NSArray *list2 = [object_a fromCategory:@"Literature" authorsStarginWith:@"EM" fromCentury:@"16"]

Try to use natural language and translate the message to object_a, something like: "Hey object a give me from category Literature all the authors stargin with "em" and which are from cetury 16" - This is the Message - you don't need a separate method Name - all together can be seen as a method name (as the man says).
Do you get now how elegant and Clear is ObjC way to do what you used to call "method overloading"?
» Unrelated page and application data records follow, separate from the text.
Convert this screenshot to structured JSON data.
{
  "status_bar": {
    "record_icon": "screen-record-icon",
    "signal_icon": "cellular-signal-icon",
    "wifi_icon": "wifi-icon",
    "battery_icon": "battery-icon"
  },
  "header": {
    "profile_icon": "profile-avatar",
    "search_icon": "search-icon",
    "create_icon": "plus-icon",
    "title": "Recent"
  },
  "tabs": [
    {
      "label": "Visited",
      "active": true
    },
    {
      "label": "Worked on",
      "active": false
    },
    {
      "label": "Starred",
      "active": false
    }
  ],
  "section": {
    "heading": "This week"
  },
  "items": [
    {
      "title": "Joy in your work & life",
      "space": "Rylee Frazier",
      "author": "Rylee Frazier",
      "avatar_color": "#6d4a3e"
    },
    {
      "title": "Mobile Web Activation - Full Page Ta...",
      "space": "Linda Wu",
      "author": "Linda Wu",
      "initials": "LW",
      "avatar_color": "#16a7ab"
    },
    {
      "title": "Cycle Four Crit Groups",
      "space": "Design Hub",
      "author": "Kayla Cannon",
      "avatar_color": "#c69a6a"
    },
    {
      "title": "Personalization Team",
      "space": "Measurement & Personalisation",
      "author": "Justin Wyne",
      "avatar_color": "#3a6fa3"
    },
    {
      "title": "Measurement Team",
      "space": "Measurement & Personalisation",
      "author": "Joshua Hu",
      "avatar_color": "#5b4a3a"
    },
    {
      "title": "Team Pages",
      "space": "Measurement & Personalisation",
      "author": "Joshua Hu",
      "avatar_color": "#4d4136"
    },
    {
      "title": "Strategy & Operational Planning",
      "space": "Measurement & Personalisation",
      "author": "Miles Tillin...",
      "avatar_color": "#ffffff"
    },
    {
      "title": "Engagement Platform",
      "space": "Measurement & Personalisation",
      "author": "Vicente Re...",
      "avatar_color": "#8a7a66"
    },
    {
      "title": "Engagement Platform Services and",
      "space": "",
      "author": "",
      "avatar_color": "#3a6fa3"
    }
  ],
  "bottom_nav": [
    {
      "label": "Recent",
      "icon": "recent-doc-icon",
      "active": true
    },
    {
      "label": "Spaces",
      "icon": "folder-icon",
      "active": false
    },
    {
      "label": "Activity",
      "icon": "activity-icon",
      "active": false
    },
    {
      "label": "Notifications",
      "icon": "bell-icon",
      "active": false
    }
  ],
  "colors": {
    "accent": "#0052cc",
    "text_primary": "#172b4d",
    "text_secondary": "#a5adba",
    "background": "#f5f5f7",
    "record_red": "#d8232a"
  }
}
share|improve this answer
ObjectiveC is nearer classic OOP (e.g Smalltalk) than most other languages –  Mark Aug 16 '10 at 8:53
Actually, Objective C is much closer to "classic" OOP than languages like C++ and Java. The method naming syntax is pretty much identical to Smalltalk's method naming syntax, and the programming model is truer to Smalltalk than C++ and Java. –  JeremyP Aug 16 '10 at 8:54
By classic oop I meant the Java and C++, because they are the industry standard, but I will edit my answer to be more clear. –  andreiursan Aug 16 '10 at 8:57
There is no logical reason why I would say "Give me from category Literature the authors starting with 'Em'" rather than "Give me all the authors starting with 'Em' from the category Literature" — nor is there any reason I might name the the category and the first letters of the author's name, or the category and first letters of the authors name and the century, but would never name the category and the century without a prefix for the author's name. For a real-world example, I can never remember the argument order for NSWindow's designated initializer. There's nothing elegant about it. –  Chuck Aug 16 '10 at 9:10
Also, you seem to be comparing it to C++ and Java, but the example he gave is more like Python, which has proper keyword arguments. See here: docs.python.org/release/1.5.1p1/tut/keywordArgs.html — It really is syntactically and semantically superior IMO –  Chuck Aug 16 '10 at 9:16

Your Answer


By posting your answer, you agree to the privacy policy and terms of service.

Not the answer you're looking for? Browse other questions tagged or ask your own question.